Write out the data below in full. Keep it exact.

[Interface dataset entries]

== Segment start ==

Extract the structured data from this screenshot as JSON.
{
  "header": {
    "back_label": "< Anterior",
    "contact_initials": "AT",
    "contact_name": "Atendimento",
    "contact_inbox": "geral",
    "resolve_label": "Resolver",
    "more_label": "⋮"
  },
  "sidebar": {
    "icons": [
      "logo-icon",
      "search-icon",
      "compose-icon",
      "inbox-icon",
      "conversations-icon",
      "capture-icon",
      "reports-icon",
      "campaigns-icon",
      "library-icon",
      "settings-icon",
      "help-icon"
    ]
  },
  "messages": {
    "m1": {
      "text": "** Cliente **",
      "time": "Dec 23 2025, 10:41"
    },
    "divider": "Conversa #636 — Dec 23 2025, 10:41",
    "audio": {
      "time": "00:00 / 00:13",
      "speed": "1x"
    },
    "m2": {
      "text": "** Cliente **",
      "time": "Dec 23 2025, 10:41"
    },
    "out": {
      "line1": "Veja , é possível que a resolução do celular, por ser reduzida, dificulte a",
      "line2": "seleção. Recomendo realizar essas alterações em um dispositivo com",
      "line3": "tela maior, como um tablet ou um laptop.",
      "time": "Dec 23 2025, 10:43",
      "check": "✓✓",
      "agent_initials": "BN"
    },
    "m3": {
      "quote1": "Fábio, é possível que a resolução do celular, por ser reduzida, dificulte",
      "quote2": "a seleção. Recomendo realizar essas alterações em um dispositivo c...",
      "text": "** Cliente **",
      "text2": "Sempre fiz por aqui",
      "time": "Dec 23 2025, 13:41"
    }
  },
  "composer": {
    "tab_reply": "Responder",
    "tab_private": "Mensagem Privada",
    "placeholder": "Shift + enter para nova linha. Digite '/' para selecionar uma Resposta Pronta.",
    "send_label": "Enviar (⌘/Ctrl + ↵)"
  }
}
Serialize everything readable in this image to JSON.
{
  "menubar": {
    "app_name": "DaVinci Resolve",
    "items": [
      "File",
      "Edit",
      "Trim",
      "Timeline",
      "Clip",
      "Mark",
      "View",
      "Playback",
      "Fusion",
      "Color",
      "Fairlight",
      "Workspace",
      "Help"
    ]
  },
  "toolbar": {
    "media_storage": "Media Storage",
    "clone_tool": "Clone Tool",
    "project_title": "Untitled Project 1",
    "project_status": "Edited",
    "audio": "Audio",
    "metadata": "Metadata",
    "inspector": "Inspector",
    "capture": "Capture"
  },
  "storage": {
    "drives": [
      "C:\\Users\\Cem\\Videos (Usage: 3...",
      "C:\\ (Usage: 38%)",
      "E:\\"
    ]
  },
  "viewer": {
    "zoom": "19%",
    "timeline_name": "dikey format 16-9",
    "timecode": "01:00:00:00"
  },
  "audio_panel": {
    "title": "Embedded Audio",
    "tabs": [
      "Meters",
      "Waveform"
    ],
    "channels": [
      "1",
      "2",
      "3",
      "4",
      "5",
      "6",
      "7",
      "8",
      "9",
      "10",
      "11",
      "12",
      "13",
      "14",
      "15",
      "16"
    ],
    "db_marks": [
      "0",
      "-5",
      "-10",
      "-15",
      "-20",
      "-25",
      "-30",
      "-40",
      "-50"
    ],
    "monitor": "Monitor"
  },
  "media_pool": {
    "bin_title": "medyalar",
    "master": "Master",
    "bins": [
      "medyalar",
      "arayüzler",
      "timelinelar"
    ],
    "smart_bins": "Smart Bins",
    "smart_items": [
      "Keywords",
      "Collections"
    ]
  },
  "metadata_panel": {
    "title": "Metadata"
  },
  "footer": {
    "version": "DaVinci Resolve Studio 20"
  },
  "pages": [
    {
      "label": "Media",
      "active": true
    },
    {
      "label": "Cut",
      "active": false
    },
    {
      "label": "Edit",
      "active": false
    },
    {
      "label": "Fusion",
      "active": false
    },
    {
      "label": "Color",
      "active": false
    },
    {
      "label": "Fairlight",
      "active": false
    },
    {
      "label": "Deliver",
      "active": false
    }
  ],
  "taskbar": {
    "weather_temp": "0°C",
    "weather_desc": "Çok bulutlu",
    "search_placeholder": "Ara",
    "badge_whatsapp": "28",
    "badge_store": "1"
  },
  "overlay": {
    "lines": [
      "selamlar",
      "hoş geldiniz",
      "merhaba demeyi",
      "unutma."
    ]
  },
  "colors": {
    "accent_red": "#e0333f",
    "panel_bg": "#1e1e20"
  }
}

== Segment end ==

*Expected output*
Extract the structured data from this screenshot as JSON.
{
  "header": {
    "back_label": "< Anterior",
    "contact_initials": "AT",
    "contact_name": "Atendimento",
    "contact_inbox": "geral",
    "resolve_label": "Resolver",
    "more_label": "⋮"
  },
  "sidebar": {
    "icons": [
      "logo-icon",
      "search-icon",
      "compose-icon",
      "inbox-icon",
      "conversations-icon",
      "capture-icon",
      "reports-icon",
      "campaigns-icon",
      "library-icon",
      "settings-icon",
      "help-icon"
    ]
  },
  "messages": {
    "m1": {
      "text": "** Cliente **",
      "time": "Dec 23 2025, 10:41"
    },
    "divider": "Conversa #636 — Dec 23 2025, 10:41",
    "audio": {
      "time": "00:00 / 00:13",
      "speed": "1x"
    },
    "m2": {
      "text": "** Cliente **",
      "time": "Dec 23 2025, 10:41"
    },
    "out": {
      "line1": "Veja , é possível que a resolução do celular, por ser reduzida, dificulte a",
      "line2": "seleção. Recomendo realizar essas alterações em um dispositivo com",
      "line3": "tela maior, como um tablet ou um laptop.",
      "time": "Dec 23 2025, 10:43",
      "check": "✓✓",
      "agent_initials": "BN"
    },
    "m3": {
      "quote1": "Fábio, é possível que a resolução do celular, por ser reduzida, dificulte",
      "quote2": "a seleção. Recomendo realizar essas alterações em um dispositivo c...",
      "text": "** Cliente **",
      "text2": "Sempre fiz por aqui",
      "time": "Dec 23 2025, 13:41"
    }
  },
  "composer": {
    "tab_reply": "Responder",
    "tab_private": "Mensagem Privada",
    "placeholder": "Shift + enter para nova linha. Digite '/' para selecionar uma Resposta Pronta.",
    "send_label": "Enviar (⌘/Ctrl + ↵)"
  }
}
Serialize everything readable in this image to JSON.
{
  "menubar": {
    "app_name": "DaVinci Resolve",
    "items": [
      "File",
      "Edit",
      "Trim",
      "Timeline",
      "Clip",
      "Mark",
      "View",
      "Playback",
      "Fusion",
      "Color",
      "Fairlight",
      "Workspace",
      "Help"
    ]
  },
  "toolbar": {
    "media_storage": "Media Storage",
    "clone_tool": "Clone Tool",
    "project_title": "Untitled Project 1",
    "project_status": "Edited",
    "audio": "Audio",
    "metadata": "Metadata",
    "inspector": "Inspector",
    "capture": "Capture"
  },
  "storage": {
    "drives": [
      "C:\\Users\\Cem\\Videos (Usage: 3...",
      "C:\\ (Usage: 38%)",
      "E:\\"
    ]
  },
  "viewer": {
    "zoom": "19%",
    "timeline_name": "dikey format 16-9",
    "timecode": "01:00:00:00"
  },
  "audio_panel": {
    "title": "Embedded Audio",
    "tabs": [
      "Meters",
      "Waveform"
    ],
    "channels": [
      "1",
      "2",
      "3",
      "4",
      "5",
      "6",
      "7",
      "8",
      "9",
      "10",
      "11",
      "12",
      "13",
      "14",
      "15",
      "16"
    ],
    "db_marks": [
      "0",
      "-5",
      "-10",
      "-15",
      "-20",
      "-25",
      "-30",
      "-40",
      "-50"
    ],
    "monitor": "Monitor"
  },
  "media_pool": {
    "bin_title": "medyalar",
    "master": "Master",
    "bins": [
      "medyalar",
      "arayüzler",
      "timelinelar"
    ],
    "smart_bins": "Smart Bins",
    "smart_items": [
      "Keywords",
      "Collections"
    ]
  },
  "metadata_panel": {
    "title": "Metadata"
  },
  "footer": {
    "version": "DaVinci Resolve Studio 20"
  },
  "pages": [
    {
      "label": "Media",
      "active": true
    },
    {
      "label": "Cut",
      "active": false
    },
    {
      "label": "Edit",
      "active": false
    },
    {
      "label": "Fusion",
      "active": false
    },
    {
      "label": "Color",
      "active": false
    },
    {
      "label": "Fairlight",
      "active": false
    },
    {
      "label": "Deliver",
      "active": false
    }
  ],
  "taskbar": {
    "weather_temp": "0°C",
    "weather_desc": "Çok bulutlu",
    "search_placeholder": "Ara",
    "badge_whatsapp": "28",
    "badge_store": "1"
  },
  "overlay": {
    "lines": [
      "selamlar",
      "hoş geldiniz",
      "merhaba demeyi",
      "unutma."
    ]
  },
  "colors": {
    "accent_red": "#e0333f",
    "panel_bg": "#1e1e20"
  }
}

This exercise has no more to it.